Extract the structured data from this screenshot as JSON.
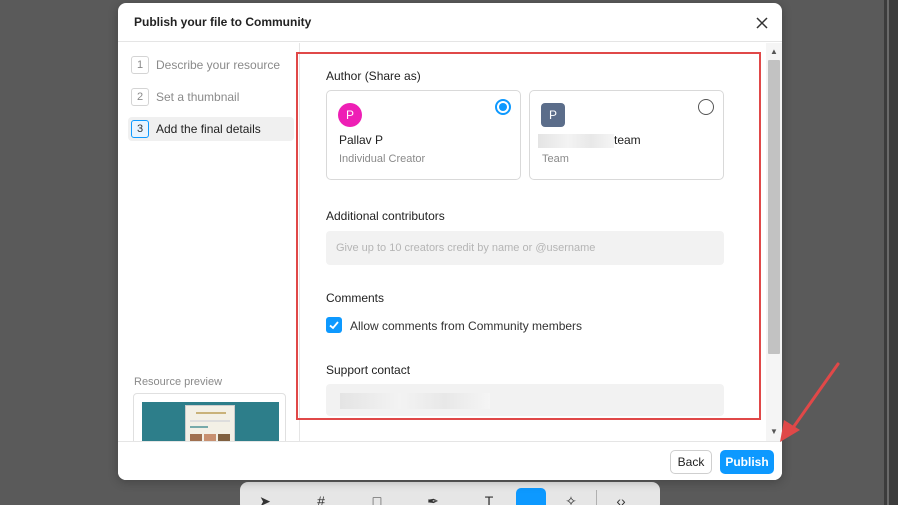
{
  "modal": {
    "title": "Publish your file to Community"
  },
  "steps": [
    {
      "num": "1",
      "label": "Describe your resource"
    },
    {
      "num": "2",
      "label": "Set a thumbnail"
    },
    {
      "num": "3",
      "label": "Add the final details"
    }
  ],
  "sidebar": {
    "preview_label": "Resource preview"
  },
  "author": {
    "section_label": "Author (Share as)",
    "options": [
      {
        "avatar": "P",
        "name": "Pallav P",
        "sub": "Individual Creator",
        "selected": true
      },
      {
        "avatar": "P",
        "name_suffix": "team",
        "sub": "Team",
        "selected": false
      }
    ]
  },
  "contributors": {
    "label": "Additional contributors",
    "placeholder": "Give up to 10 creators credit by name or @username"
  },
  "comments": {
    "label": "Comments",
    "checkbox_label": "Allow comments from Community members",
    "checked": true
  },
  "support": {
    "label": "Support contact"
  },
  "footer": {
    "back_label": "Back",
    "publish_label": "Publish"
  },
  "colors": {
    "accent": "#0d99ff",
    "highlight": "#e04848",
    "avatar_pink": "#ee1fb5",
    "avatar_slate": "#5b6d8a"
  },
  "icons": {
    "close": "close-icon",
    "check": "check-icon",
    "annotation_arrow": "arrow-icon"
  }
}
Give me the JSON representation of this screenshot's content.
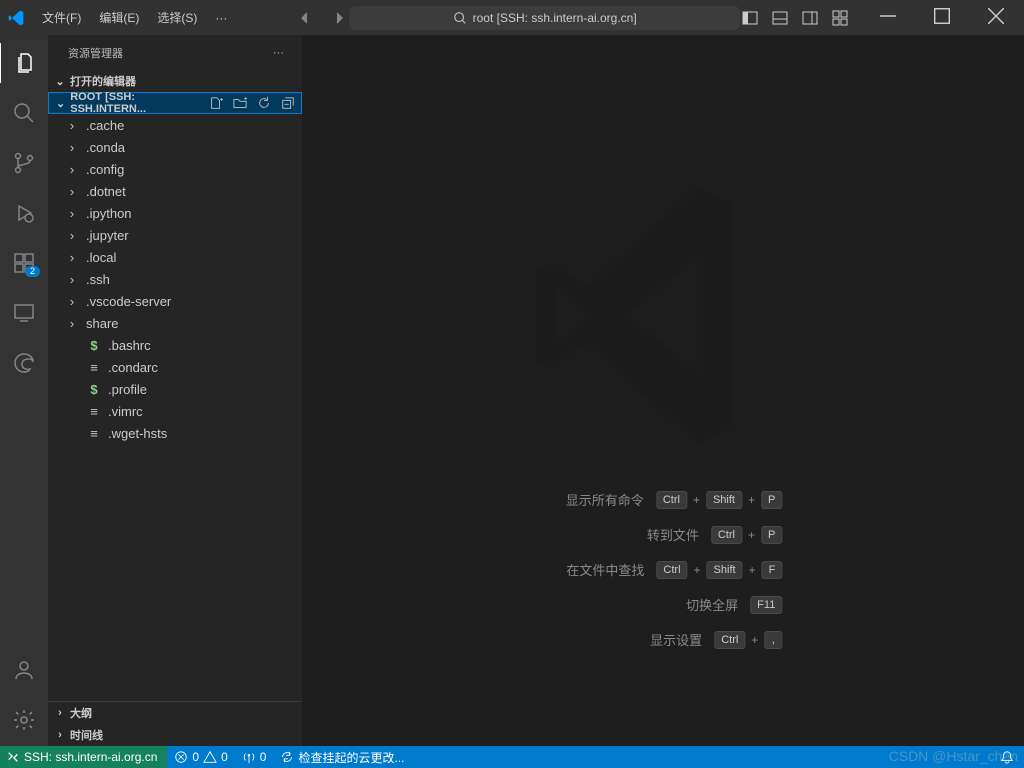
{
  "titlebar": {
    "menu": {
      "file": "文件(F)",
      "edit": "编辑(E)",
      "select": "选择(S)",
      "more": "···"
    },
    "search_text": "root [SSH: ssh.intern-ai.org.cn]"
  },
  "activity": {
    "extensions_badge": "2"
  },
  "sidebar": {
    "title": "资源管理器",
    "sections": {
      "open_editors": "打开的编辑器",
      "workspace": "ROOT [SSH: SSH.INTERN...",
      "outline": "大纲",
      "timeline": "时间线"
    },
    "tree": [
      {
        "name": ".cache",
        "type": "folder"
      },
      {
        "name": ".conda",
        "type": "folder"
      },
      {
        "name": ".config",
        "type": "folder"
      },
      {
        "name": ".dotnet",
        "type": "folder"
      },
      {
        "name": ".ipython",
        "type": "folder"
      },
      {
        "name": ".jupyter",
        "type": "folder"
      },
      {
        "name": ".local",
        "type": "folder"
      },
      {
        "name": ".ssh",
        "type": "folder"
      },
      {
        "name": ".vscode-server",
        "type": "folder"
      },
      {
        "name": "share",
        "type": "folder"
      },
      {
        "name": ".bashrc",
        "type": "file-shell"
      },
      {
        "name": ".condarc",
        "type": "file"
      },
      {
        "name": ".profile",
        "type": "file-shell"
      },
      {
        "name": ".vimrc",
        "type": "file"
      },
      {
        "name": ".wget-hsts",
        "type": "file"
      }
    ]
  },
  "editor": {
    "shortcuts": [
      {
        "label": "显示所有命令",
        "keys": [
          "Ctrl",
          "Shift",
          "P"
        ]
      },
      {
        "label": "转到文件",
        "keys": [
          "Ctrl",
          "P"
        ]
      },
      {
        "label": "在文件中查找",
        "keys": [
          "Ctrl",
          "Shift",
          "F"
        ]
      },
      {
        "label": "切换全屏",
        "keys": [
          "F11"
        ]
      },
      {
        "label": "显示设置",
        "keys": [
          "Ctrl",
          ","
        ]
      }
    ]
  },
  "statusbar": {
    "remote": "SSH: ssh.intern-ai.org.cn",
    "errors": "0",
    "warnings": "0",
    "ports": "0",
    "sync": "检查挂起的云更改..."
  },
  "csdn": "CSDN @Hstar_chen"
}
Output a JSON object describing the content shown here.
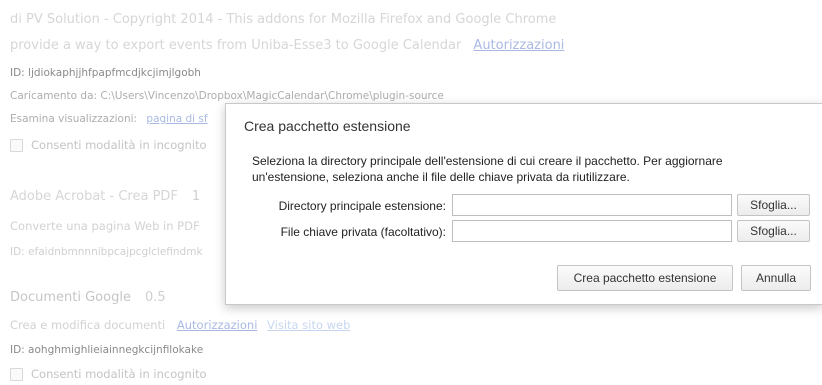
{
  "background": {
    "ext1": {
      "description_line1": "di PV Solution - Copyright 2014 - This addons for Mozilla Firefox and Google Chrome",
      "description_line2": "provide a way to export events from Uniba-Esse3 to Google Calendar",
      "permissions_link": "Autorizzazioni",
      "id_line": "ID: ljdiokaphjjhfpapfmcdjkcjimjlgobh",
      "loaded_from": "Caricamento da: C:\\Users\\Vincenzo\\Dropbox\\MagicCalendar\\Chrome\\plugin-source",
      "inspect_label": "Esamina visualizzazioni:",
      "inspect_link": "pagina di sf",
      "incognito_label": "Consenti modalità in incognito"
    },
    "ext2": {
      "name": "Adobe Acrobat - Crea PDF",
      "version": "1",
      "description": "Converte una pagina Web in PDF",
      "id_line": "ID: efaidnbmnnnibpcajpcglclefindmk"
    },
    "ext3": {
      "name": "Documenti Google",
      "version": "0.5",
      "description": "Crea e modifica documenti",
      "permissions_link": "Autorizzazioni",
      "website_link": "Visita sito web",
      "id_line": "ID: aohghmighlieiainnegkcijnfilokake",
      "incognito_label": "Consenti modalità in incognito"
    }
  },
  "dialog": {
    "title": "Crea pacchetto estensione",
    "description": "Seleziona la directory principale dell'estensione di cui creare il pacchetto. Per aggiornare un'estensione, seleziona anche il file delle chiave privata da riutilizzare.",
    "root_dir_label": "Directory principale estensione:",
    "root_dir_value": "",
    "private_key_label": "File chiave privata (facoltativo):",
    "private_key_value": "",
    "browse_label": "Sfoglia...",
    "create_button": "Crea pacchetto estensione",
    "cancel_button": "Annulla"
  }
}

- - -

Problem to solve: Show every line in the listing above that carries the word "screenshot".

Solution to the problem:
Extract the structured data from this screenshot as JSON.
Give me the JSON representation of this screenshot's content.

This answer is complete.